This thread should be a high priority thread as it is inherently time-sensitive, and the behaviour may not be as expected if pre-empted. For example, after the time has been changed, registered modules will be notified, but a higher priority thread could pre-empt and run before the notification has taken place, with the potential for different parts of the system to have different understandings of what the current time is. Although be aware there is a chance this can happen anyway as a potential consequence of the notification process, as obviously only one module can be notified at a time, meaning there can be a lag between the time change and notification.

The API functions of this package represent time using the POSIX standard defined structure struct timespec. This offers the most flexible and high resolution representation. The type is defined in the header file <time.h> and the standard mandates its definition as follows:

struct timespec {
    time_t tv_sec;    /* Seconds */
    long   tv_nsec;   /* Nanoseconds */
}

All uses of absolute time values are expressed using time as a struct timespec with an "epoch" (reference start date) of 1970-01-01 00:00:00 UTC. All time is based in the UTC time frame - no support for timezones is provided, which is instead left to higher layers.

Overall, the system time is maintained by reading a high resolution HAL clock, and maintaining a fixed relationship between that clock value and the set time. Global variables are used within the common clock package to allow for this, and are protected from simultaneous access, thus making the package thread safe. However no functions in this package can be considered safe to call from either an ISR or a DSR. At the beginning of system operation, interlocks are used to ensure that it is not possible to retrieve the system time until the common clock package has been initialized.

Time can be adjusted by a small amount - the maximum allowable range being a parameter set in the package configuration. When this happens, the clock is not set to the new time immediately ("stepped") but instead it gradually converges towards the new time base. It will still increase monotonically. Making changes to time in this way can be much less disruptive to applications, however it is not appropriate for large changes, as it would take either take too long to converge, or spend a significant duration with the time being significantly inaccurate.

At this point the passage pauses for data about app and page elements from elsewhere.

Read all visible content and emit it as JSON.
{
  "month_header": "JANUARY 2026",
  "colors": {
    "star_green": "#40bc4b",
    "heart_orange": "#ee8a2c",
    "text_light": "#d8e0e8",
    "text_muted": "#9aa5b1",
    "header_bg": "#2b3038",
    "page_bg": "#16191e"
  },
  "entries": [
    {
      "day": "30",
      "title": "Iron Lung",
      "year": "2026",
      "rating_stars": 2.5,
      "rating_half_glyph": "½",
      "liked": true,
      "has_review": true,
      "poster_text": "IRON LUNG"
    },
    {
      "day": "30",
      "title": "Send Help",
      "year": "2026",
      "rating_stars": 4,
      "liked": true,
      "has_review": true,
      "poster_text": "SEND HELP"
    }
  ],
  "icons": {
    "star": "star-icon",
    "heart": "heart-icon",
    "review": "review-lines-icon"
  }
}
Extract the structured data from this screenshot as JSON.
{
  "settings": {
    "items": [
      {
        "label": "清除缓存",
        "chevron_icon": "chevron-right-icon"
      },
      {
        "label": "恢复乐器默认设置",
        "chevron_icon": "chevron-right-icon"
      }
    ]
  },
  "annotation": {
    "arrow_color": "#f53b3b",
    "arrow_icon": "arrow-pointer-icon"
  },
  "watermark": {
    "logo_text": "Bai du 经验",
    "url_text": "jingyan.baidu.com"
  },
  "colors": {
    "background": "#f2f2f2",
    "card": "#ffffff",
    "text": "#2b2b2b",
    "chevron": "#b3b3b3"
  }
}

Time can be adjusted both forwards and backwards.

Conversion functions are available to convert between real time and tick counts for the kernel clock object associated with the clock which is driving system time. These use the clock converter functions provided in the eCos kernel.